### Work required
Your answer should consist of the lines in the data below that contain "AppView".

### Supplied data
::::

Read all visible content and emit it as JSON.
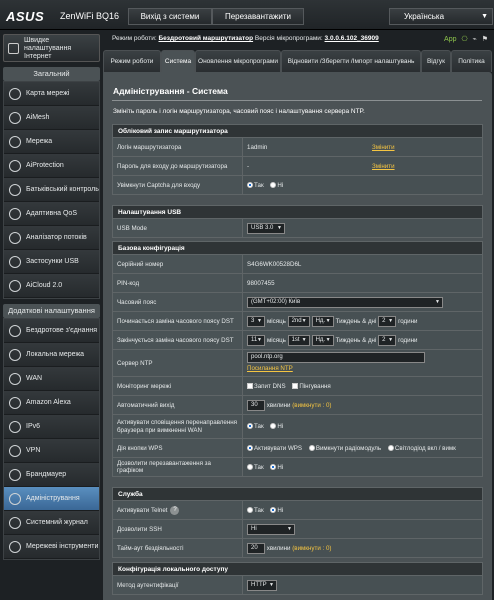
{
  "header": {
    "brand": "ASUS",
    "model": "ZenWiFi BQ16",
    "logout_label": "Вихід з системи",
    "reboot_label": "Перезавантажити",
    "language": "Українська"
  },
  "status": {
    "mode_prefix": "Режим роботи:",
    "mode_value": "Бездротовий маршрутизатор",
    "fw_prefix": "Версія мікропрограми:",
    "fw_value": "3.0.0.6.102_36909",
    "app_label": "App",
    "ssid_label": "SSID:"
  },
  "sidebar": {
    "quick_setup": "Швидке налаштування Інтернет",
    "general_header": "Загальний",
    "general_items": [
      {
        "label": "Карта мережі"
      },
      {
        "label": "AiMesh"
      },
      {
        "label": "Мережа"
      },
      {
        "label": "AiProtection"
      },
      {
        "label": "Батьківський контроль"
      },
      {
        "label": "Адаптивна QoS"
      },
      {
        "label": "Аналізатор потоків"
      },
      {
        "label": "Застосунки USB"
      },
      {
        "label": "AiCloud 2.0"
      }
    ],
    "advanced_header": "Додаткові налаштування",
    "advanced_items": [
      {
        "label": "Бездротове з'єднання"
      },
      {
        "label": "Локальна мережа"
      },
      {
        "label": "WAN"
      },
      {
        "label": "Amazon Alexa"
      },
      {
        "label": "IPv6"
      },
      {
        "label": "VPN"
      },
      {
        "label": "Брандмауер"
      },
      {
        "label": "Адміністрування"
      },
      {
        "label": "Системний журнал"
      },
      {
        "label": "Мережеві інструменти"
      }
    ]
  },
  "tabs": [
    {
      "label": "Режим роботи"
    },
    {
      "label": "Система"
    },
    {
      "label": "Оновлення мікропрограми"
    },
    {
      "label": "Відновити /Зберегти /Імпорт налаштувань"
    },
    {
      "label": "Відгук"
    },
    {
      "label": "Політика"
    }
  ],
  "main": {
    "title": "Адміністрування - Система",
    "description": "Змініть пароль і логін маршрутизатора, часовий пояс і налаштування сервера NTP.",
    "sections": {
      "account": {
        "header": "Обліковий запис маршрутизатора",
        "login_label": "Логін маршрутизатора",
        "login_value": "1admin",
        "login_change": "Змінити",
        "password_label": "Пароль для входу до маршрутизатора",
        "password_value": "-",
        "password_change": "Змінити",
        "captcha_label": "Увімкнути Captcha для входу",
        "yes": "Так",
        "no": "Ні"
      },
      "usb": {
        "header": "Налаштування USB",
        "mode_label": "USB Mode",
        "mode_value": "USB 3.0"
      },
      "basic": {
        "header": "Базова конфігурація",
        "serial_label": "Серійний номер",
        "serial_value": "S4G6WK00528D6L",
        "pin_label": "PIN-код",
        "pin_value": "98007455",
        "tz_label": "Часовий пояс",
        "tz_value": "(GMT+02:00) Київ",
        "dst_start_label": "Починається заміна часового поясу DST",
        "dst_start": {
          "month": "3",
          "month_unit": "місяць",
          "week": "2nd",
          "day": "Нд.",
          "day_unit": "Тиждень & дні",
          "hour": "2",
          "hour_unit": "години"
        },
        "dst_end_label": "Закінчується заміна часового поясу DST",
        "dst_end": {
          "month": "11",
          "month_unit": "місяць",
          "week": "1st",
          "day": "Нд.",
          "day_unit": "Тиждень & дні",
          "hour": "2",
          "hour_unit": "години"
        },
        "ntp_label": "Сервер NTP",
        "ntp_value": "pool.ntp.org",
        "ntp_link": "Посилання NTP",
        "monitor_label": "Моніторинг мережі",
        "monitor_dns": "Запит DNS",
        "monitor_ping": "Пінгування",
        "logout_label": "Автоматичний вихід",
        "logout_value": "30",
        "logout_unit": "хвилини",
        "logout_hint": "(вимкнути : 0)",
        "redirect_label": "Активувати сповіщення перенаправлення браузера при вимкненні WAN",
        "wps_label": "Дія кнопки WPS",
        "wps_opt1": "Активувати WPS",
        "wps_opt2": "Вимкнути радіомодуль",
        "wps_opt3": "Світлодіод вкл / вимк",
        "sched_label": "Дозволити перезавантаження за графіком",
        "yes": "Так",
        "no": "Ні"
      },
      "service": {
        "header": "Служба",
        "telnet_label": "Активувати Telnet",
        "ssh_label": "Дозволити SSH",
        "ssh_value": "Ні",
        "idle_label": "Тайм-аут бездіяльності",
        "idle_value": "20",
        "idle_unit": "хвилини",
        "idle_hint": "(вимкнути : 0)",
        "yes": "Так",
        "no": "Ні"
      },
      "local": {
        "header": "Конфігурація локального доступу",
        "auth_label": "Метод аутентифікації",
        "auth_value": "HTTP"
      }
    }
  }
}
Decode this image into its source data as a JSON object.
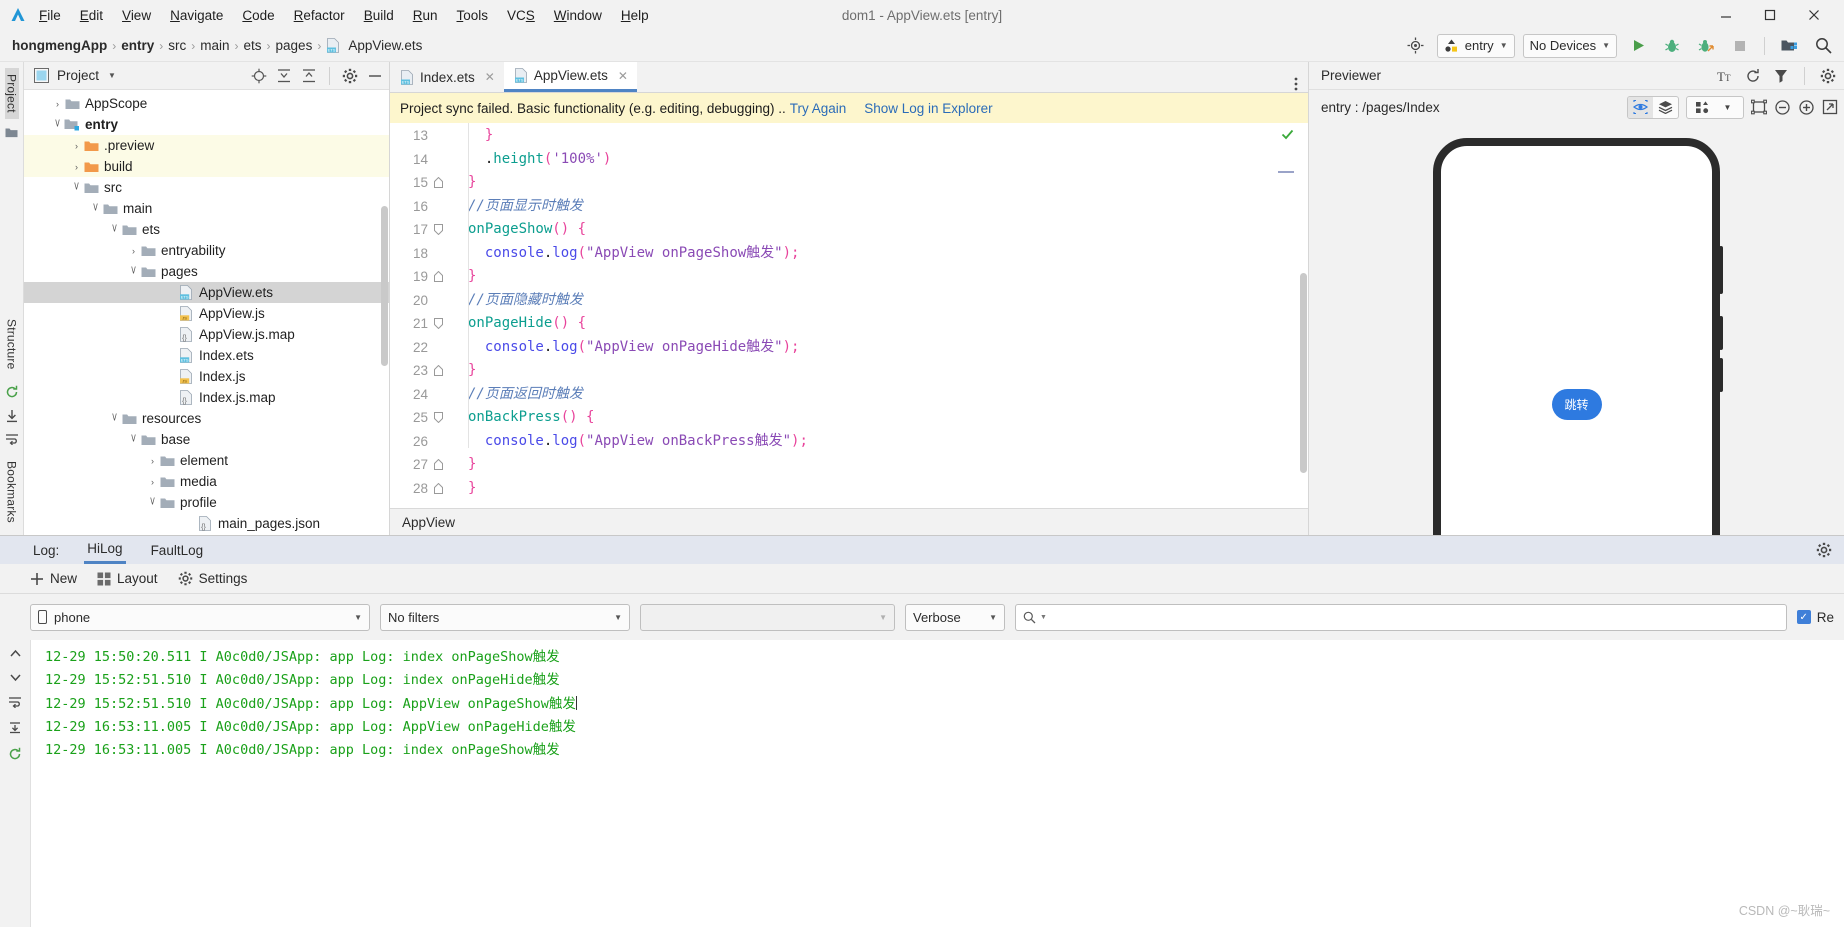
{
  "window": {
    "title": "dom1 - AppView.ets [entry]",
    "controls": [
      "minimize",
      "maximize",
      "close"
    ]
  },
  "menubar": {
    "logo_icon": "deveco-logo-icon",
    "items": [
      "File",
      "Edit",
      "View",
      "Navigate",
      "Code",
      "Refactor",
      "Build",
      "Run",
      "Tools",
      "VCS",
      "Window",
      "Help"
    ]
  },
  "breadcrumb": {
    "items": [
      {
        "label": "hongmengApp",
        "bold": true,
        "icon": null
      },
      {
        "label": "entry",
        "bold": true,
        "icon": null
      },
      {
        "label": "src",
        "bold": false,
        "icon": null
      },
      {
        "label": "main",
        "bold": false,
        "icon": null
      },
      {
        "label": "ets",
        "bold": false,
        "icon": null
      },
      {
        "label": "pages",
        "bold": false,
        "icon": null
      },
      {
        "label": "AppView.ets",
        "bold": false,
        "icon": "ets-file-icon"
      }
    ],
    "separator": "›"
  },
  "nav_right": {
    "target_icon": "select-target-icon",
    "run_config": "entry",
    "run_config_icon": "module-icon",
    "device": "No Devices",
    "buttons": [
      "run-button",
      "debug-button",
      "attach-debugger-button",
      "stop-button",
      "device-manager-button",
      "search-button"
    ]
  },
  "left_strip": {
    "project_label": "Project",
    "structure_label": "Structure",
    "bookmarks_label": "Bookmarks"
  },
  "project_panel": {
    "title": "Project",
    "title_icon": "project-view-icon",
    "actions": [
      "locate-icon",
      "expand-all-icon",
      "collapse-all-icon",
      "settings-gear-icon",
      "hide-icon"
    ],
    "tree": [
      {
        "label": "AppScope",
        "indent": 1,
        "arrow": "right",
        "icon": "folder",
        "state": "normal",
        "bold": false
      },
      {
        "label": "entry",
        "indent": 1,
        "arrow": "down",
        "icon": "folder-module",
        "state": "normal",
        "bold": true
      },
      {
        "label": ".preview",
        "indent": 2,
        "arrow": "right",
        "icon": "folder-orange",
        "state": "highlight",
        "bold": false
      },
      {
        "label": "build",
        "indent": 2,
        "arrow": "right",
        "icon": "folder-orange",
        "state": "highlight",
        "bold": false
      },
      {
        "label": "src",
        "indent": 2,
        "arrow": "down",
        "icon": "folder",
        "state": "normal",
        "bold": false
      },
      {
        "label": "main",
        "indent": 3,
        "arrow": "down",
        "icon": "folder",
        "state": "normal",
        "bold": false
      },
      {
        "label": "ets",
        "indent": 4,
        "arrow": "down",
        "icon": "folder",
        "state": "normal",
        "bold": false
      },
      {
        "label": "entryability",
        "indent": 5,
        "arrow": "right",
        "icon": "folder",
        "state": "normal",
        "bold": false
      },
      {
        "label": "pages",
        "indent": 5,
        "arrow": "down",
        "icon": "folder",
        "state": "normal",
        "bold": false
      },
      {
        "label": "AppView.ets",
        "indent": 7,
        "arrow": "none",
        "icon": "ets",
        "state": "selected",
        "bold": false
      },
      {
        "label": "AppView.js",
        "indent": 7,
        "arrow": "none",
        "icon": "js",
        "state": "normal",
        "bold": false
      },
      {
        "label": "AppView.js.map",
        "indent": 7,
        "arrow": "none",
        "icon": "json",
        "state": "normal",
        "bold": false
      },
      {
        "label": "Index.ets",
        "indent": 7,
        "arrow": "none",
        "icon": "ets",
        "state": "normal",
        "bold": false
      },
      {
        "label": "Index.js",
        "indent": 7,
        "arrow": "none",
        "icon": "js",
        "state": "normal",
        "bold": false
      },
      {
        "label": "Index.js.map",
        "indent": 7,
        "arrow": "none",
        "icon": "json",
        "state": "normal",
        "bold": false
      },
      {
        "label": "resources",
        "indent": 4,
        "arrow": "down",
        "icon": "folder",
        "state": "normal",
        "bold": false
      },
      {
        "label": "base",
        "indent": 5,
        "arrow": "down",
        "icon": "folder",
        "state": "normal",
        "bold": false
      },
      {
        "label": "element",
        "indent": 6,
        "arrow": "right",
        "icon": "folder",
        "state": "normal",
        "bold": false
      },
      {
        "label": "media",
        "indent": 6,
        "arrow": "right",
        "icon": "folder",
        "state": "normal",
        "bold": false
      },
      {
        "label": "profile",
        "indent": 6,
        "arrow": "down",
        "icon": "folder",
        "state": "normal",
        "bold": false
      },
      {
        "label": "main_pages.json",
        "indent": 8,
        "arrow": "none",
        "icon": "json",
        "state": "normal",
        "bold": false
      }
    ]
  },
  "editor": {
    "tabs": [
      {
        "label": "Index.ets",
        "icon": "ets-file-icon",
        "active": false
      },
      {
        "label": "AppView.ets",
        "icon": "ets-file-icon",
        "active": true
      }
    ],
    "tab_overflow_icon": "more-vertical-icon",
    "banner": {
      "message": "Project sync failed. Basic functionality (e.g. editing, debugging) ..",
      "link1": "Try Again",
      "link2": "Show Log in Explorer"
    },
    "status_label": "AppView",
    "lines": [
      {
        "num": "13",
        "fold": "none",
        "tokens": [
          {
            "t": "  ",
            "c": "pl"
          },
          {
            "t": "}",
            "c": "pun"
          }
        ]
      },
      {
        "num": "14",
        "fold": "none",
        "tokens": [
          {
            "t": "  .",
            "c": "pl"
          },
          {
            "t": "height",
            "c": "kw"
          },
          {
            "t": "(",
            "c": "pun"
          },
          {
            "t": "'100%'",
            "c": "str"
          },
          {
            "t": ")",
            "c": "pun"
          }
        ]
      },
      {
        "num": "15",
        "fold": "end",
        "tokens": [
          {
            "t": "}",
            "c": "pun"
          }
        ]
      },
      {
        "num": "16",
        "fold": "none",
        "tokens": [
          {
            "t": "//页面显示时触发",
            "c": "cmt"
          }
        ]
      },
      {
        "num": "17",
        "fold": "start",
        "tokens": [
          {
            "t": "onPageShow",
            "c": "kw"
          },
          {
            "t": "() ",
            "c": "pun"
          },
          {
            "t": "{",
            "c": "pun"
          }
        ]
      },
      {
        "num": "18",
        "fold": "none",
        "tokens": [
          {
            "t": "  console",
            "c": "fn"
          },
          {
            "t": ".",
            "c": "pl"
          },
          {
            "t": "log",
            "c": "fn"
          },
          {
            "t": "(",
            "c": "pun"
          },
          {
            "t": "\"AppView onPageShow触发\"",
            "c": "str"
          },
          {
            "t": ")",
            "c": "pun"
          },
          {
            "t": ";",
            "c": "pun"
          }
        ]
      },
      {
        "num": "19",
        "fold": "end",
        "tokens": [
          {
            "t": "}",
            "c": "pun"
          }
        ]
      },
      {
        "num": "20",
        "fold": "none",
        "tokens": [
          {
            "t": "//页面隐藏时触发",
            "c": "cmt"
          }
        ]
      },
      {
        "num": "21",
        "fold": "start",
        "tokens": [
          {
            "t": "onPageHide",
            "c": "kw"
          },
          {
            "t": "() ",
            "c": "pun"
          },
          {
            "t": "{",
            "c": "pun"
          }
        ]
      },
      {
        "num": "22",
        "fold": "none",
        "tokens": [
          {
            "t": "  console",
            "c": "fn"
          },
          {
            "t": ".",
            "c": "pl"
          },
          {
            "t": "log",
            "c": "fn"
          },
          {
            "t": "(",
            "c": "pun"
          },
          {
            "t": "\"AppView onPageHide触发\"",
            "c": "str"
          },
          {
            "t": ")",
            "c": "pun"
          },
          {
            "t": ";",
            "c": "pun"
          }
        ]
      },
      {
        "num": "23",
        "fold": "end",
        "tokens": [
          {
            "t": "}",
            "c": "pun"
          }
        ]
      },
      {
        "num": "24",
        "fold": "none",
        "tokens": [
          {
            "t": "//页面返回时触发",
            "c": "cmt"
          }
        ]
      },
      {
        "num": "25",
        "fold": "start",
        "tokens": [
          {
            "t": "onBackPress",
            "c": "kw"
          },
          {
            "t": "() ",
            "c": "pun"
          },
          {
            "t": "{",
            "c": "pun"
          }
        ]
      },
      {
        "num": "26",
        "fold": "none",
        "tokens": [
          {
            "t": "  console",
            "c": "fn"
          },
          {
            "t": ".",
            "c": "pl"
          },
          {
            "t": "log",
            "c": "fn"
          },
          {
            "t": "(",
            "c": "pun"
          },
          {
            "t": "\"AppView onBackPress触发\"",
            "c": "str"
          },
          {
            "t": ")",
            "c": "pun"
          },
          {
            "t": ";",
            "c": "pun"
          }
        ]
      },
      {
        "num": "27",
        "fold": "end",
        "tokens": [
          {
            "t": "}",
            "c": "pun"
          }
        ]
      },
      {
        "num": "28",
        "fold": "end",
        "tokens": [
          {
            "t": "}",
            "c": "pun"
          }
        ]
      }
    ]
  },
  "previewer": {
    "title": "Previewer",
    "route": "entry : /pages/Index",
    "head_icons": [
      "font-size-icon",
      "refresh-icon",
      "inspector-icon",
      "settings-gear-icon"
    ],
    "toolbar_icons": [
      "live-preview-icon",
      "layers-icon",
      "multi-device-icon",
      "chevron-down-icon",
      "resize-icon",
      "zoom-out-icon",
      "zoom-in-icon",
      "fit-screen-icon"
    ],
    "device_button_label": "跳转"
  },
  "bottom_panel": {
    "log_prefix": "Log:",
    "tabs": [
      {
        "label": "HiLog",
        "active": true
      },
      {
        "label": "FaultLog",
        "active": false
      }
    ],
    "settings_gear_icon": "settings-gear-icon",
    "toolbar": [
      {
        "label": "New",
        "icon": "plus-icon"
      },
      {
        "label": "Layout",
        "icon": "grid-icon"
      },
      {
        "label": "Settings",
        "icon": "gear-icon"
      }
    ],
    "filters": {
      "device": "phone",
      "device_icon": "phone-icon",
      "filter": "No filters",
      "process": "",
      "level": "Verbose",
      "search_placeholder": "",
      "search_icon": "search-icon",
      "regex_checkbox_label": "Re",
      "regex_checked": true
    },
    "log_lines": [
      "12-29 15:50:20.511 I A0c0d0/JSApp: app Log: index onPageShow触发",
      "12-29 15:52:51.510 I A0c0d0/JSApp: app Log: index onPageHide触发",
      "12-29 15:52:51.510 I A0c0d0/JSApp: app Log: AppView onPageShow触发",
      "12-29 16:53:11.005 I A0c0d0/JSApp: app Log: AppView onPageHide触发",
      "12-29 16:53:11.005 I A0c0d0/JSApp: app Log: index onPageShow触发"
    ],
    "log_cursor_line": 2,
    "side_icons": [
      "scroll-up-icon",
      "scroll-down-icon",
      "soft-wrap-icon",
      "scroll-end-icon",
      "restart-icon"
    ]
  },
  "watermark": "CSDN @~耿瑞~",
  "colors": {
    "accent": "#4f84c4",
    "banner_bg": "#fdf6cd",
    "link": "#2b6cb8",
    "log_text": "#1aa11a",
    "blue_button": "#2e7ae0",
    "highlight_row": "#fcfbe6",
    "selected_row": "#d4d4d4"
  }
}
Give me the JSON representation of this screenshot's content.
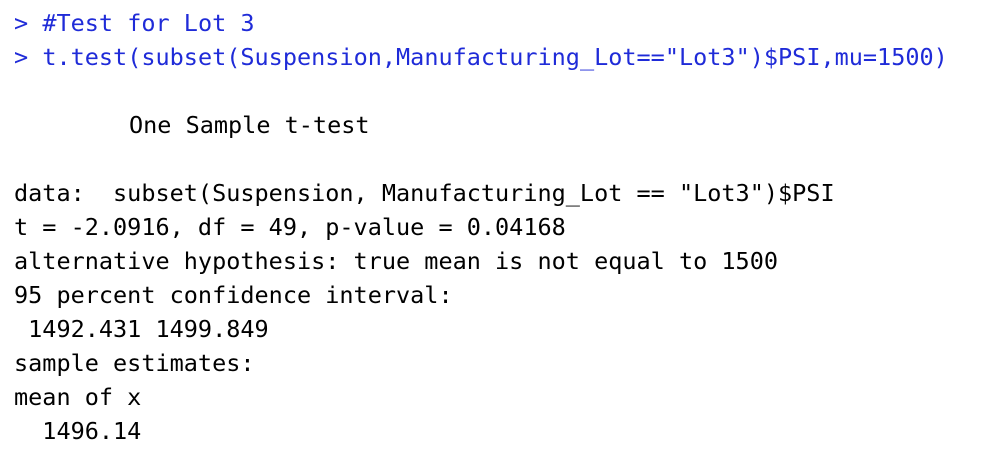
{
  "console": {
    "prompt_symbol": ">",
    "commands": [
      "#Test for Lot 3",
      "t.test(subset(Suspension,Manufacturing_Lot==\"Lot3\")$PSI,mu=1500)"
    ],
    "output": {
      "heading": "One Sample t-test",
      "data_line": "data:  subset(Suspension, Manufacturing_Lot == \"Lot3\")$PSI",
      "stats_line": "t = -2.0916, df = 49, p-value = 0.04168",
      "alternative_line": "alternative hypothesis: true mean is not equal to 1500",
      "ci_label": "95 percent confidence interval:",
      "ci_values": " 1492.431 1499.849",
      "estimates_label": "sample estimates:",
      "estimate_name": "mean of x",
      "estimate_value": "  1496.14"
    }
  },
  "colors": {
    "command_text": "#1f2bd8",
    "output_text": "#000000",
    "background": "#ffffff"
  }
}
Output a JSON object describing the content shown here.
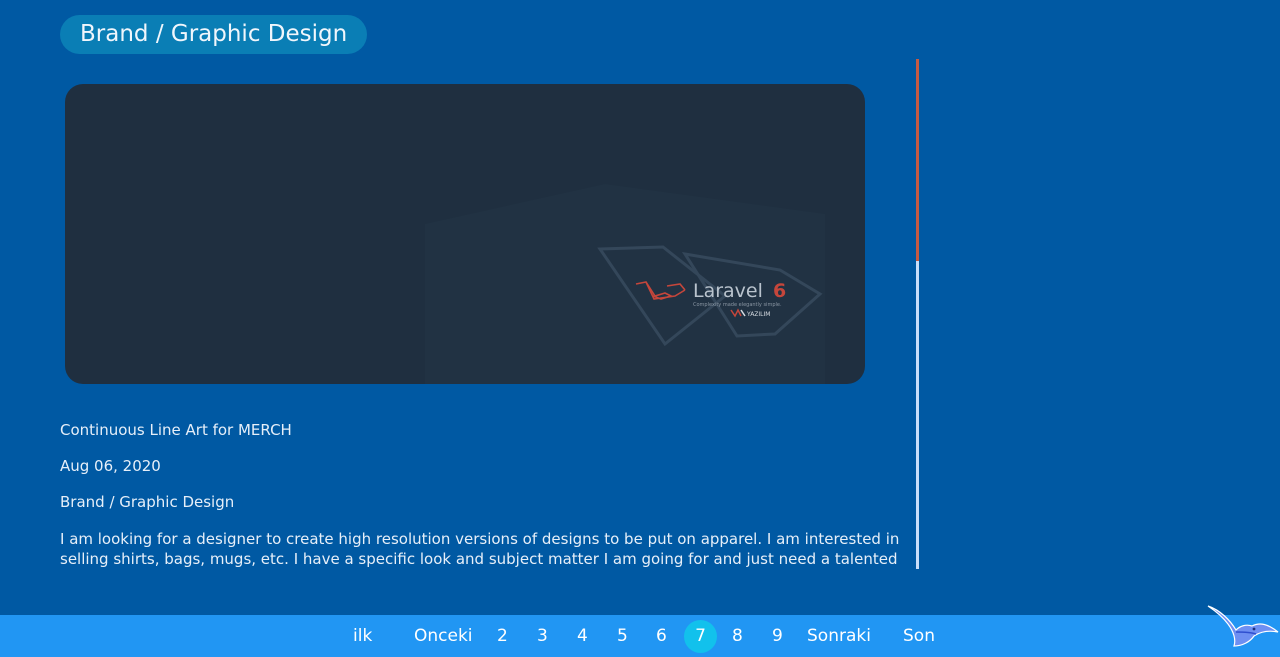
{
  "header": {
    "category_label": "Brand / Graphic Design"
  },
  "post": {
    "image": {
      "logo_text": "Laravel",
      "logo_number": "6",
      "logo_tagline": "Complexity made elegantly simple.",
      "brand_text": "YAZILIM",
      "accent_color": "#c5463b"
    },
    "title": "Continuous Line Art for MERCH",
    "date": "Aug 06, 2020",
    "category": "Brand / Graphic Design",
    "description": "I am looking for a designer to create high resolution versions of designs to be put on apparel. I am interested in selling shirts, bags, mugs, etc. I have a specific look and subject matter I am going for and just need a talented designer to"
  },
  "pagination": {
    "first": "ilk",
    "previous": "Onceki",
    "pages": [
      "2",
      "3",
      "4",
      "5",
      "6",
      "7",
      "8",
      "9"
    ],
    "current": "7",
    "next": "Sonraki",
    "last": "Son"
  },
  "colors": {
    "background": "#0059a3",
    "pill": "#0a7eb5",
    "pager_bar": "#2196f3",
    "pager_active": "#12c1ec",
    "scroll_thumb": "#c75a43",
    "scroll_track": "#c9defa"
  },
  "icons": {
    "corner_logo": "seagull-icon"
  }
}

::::

### Answer to the problem
    "title": "dom1 - AppView.ets [entry]",
        "label": "AppView.ets",
        "label": "AppView.ets",
        "label": "AppView.js",
        "label": "AppView.js.map",
        "label": "AppView.ets",
    "status_label": "AppView",
            "t": "\"AppView onPageShow触发\"",
            "t": "\"AppView onPageHide触发\"",
            "t": "\"AppView onBackPress触发\"",
      "12-29 15:52:51.510 I A0c0d0/JSApp: app Log: AppView onPageShow触发",
      "12-29 16:53:11.005 I A0c0d0/JSApp: app Log: AppView onPageHide触发",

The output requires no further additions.